The noble Earl said: I feel I should declare an interest over this. Clause 7 deals with interpretations under the Bill. There is no specific interpretation for "independent valuer" and it has been brought to the notice of the sponsoring body that in the past there has been other legislation, notably regulation 6 of the Insurance Companies (Valuation of Assets) Regulations 1974, which imported the very words we are now suggesting should be imported. Basically, the point is that where you call in an independent valuer, I think it is accepted that he should be professionally qualified rather than merely a valuer without any experience—which could happen, of course. I beg to move.

On Question, Amendment agreed to.

3.50 p.m.

The Earl of KINNOULL moved Amendment No. 9: Page 2, line 39, after ("conveyance") insert ("or").

The noble Earl said: This is just a "grammatical" Amendment. I beg to move.

On Question, Amendment agreed to.

The Earl of KINNOULL moved Amendment No. 10: Page 2, line 39, leave out ("probate or letters of administration").

The noble Earl said: This is an Amendment to meet a point made by my noble friend Lord Clithcroe, who pointed out on Second Reading that as the Bill was drafted it could he that, on the death of an owner of a lordship, the operation of the Bill would then apply without his son having the right to succeed. As I then indicated, that was not the purpose of the Bill and we have tried to correct it by Amendments Nos. 10 and 11 to delete the words "probate or letters of administration", and to insert after "marriage" the words, "death or otherwise by operation of law". I beg to move.


I am grateful to my noble friend Lord Kinnoull for this Amendment. If I may just point out one other matter in connection with Amendment No. 11, to which my noble friend has referred, I suggest that after the words, "death or otherwise by operation of law", there should be added, "or gift or settlement on the heir or relative", because it is just as important that it should be done when it is a question of a gift by a father to a son, as when the father dies.

The Earl of KINNOULL

I am most grateful for those words from my noble friend. I will certainly look into that point, which I think is a good and valid one.

On Question, Amendment agreed to.

The Earl of KINNOULL moved Amendment No. 11:

Page 3, line 2, after ("marriage") insert ("death or otherwise by operation of law").

On Question, Amendment agreed to.

Clause 7, as amended, agreed to.

Remaining clause agreed to.

Schedule agreed to.

On Question, Whether the Short Title shall stand part of the Bill?


I wonder whether my noble friend will reconsider the Short Title. The Long Title is perfectly sound and correct, but the Short Title is misleading, because the very thing that we are not talking about in this Bill is the sale of manors. This is quite clear if one looks, at the definition. It is misleading as a Short Title, and I should have thought that it would be better if it were something like Sale of Lordships of Manors. All I would ask my noble friend to make quite sure about when making any change, is that he does not amend it to Sale of Lordships, which would be even worse!

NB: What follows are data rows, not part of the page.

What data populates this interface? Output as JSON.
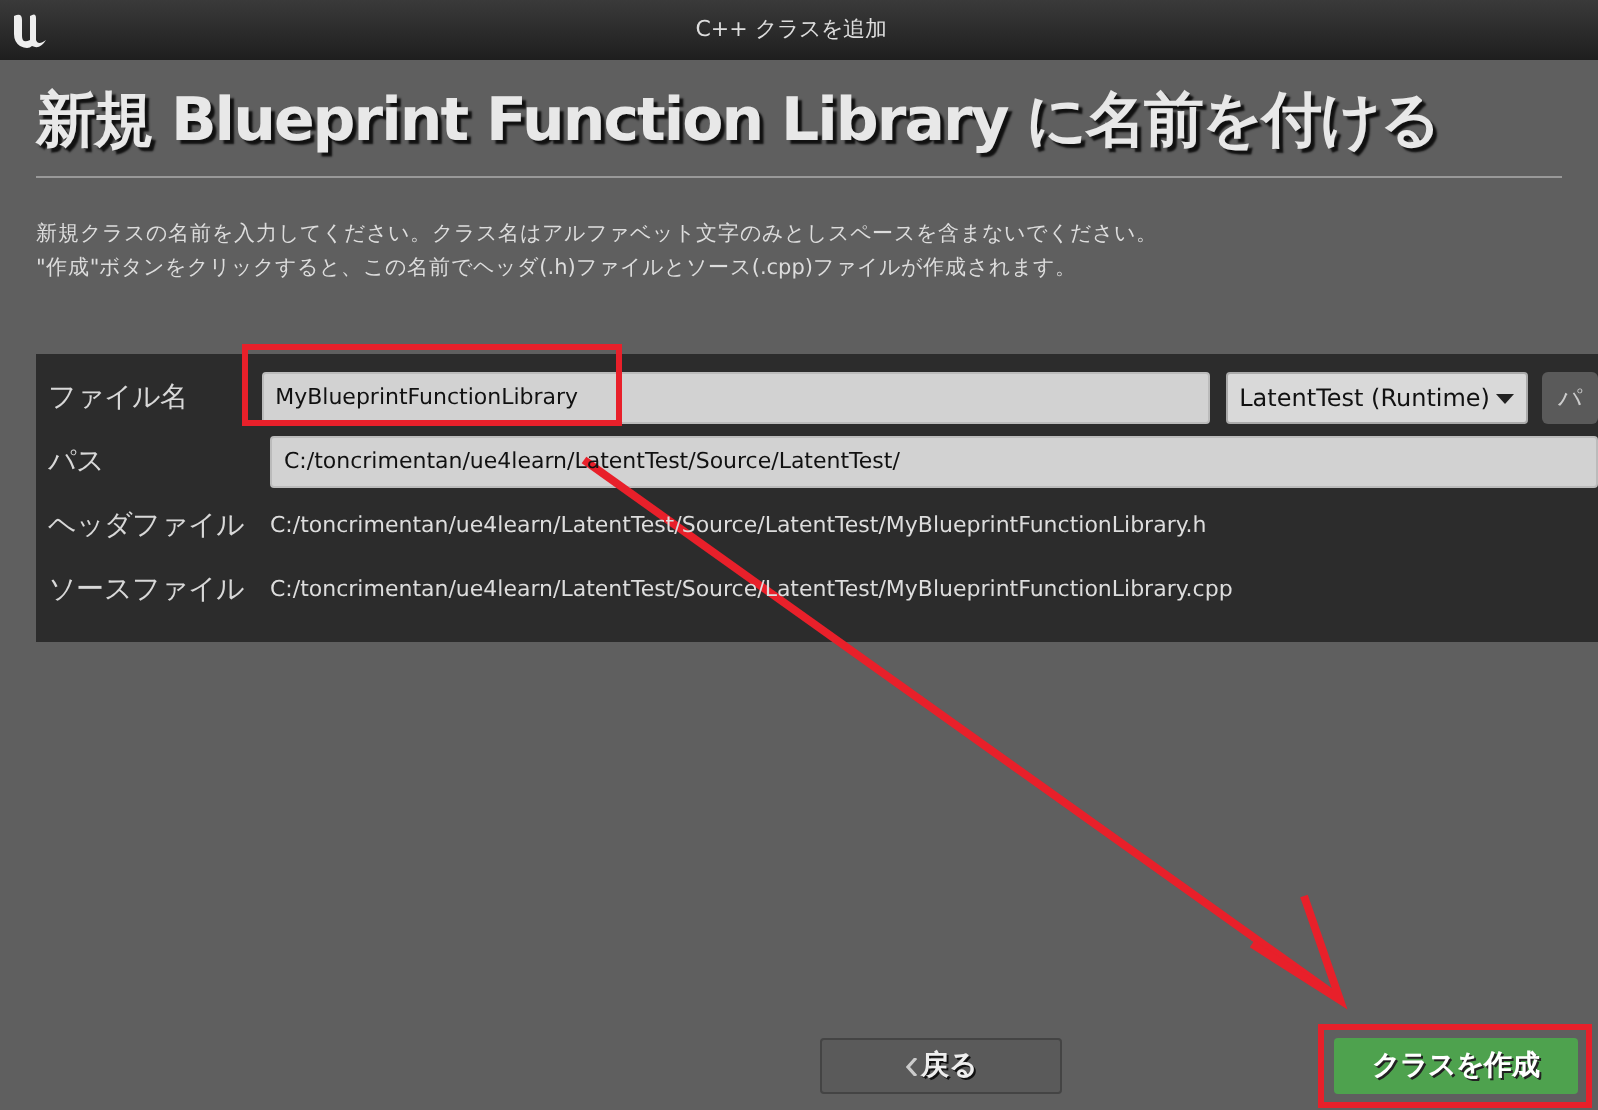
{
  "window": {
    "title": "C++ クラスを追加"
  },
  "heading": "新規 Blueprint Function Library に名前を付ける",
  "description": [
    "新規クラスの名前を入力してください。クラス名はアルファベット文字のみとしスペースを含まないでください。",
    "\"作成\"ボタンをクリックすると、この名前でヘッダ(.h)ファイルとソース(.cpp)ファイルが作成されます。"
  ],
  "form": [
    {
      "kind": "name",
      "label": "ファイル名",
      "value": "MyBlueprintFunctionLibrary",
      "module": "LatentTest (Runtime)",
      "extra_button": "パ"
    },
    {
      "kind": "path",
      "label": "パス",
      "value": "C:/toncrimentan/ue4learn/LatentTest/Source/LatentTest/"
    },
    {
      "kind": "text",
      "label": "ヘッダファイル",
      "value": "C:/toncrimentan/ue4learn/LatentTest/Source/LatentTest/MyBlueprintFunctionLibrary.h"
    },
    {
      "kind": "text",
      "label": "ソースファイル",
      "value": "C:/toncrimentan/ue4learn/LatentTest/Source/LatentTest/MyBlueprintFunctionLibrary.cpp"
    }
  ],
  "buttons": {
    "back": "戻る",
    "create": "クラスを作成"
  }
}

May I add my support to the proposal which has just been made by the noble Lord, Lord Sandford?

The Earl of KINNOULL

I am grateful to both of my noble friends. I will certainly look into that point before the next stage.

Short Title agreed to.

House resumed: Bill reported with the Amendments.